It can be quite an ordeal when a stinging pest gets into the house--at least for some people. You might be the type of person who just grabs the fly swatter and takes care of business. But, for some, a single wasp appearing in the bathroom can turn into a comical event where a full layer of sweat clothes are put on, snowmobile gloves are equipped, and a broom is used to dispatch the poor, unsuspecting bug. And events like this sometimes end with broken mirrors, lights, windows, and other sensitive items. But, you're not going to call a professional to deal with one invader, right? Of course not. Even if you don't have the courage to go into mortal combat with that stinging bug, you probably know someone who does. But, before you decide to call that untrained individual to deal with a full-blown infestation, there are a few things you should take into consideration.

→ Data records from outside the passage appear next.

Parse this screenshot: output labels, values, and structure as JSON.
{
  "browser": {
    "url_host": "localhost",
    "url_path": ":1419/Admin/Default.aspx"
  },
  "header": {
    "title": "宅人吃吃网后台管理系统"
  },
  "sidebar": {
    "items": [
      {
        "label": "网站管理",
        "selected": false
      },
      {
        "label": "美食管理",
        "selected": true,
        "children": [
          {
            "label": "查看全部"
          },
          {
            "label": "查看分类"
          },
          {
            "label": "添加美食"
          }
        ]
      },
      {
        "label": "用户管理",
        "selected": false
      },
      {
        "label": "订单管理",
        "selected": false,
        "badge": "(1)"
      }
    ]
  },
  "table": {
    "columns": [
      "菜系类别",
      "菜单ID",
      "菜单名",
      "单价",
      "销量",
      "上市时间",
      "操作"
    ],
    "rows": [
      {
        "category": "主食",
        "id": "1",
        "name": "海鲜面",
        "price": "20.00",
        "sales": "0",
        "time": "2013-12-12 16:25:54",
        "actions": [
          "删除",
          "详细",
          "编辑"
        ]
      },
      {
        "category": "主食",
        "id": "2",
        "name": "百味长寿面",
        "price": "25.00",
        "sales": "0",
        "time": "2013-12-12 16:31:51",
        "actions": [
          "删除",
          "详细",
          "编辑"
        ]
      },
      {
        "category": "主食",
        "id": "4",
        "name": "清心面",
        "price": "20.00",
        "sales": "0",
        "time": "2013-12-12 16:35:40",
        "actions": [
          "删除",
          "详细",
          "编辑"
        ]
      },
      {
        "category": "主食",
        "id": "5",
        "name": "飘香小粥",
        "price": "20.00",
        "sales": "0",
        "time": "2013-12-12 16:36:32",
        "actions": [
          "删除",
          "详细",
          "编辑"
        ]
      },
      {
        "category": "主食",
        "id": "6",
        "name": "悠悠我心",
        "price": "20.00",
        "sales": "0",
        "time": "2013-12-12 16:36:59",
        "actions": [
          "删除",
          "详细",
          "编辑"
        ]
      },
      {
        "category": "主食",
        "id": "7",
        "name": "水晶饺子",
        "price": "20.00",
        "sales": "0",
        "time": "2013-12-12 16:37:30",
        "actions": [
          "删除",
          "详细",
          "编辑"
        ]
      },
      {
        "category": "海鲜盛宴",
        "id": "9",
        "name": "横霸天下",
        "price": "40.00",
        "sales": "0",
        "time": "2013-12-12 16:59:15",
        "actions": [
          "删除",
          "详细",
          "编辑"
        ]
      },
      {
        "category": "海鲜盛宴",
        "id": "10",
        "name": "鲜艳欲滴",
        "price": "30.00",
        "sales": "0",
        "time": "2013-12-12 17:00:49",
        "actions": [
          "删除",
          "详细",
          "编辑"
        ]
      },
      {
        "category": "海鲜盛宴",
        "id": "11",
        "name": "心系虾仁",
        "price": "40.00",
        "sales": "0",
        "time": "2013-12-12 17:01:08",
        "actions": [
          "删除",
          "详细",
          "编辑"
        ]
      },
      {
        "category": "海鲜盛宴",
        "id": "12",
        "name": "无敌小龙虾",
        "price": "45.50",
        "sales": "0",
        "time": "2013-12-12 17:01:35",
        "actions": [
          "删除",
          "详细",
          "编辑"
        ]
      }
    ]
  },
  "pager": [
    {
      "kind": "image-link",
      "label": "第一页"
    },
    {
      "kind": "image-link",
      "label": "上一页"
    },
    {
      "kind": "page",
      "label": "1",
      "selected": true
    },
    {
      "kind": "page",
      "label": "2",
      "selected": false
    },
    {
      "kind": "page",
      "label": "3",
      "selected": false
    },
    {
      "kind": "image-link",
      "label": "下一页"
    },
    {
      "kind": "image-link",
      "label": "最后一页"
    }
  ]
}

Things Can Go Wrong
Let's start with the obvious problem that can arise from not calling a professional to deal with your stinging pest problem: things can go wrong. Terribly wrong. If you, or someone you know, tried to take care of a paper wasp or yellow jacket nest on the side of the home from a ladder, personal injury is likely to be the result. These wasps are nest protectors and they will swarm out of their nest to attack anything that threatens it. If you're on a ladder, you're going to have a hard time getting away.
Another place stinging pests like to make their home is in a cavity of a home, garage, or shed. When they do, it may seem like a good idea to address one of these nests from inside the structure. Not only can this be toxic, you would be surprised how bees, wasps, and hornets can find you even if you leave the room and close the door.
When taking care of any nest or hive it is important to wear protective clothing. Don't trust your hooded sweatshirt and overalls to keep you safe from being stung. If there is an opening in your defenses, those insects will find it.
Not All Stinging Pests Are The Same
When dealing with a stinging insect infestation on your Rhode Island property, it is important to know what pests you're dealing with. Honey bees, carpenter bees, hornets, cicada killers, paper wasps, and yellow jackets all have different habits and habitat preferences. Here are a couple of examples:
While paper wasps are aggressive about protecting their nests, some hornets put those paper wasps to shame. If you don't know you're dealing with hornets, you may approach a nest and immediately find yourself surrounded by angry insects. This is because some hornets have two or three sentries that fly around their nest, keeping an eye out for threats.
If you have cicada killer wasps, you're not going to deal with them like you would yellow jackets. While both of these wasps can create nests under the ground, cicada killer wasps are solitary wasps, and widely considered a lawn pest rather than a stinging threat. Yellow jackets, on the other hand, are one of the most aggressive stinging insects in the United States.
There are important rules and guidelines that must be followed when dealing with stinging pests. Professionals know the guidelines and ordinances that are in place to protect the environment, laws like the EPA's Pollinator Protection Act, which was instituted to protect bees and other pollinators from pesticide exposure.
When called to deal with a bee issue, your pest management professional knows that bee infestations often resolve themselves as migrating bees sometimes come to rest on a piece of property for only a short time and then move on. Thus, no action is required. They also know how to appropriately remove a hive and remand it to a beekeeper.
Methods and products vary. Professionals know what is needed, when it is needed, and how to apply treatments in a conscientious way.
If you have an infestation of stinging pests on your Rhode Island property, call the professionals at Big Blue Bug Solutions for a free inspection. When stinging pests invade, we know what to do.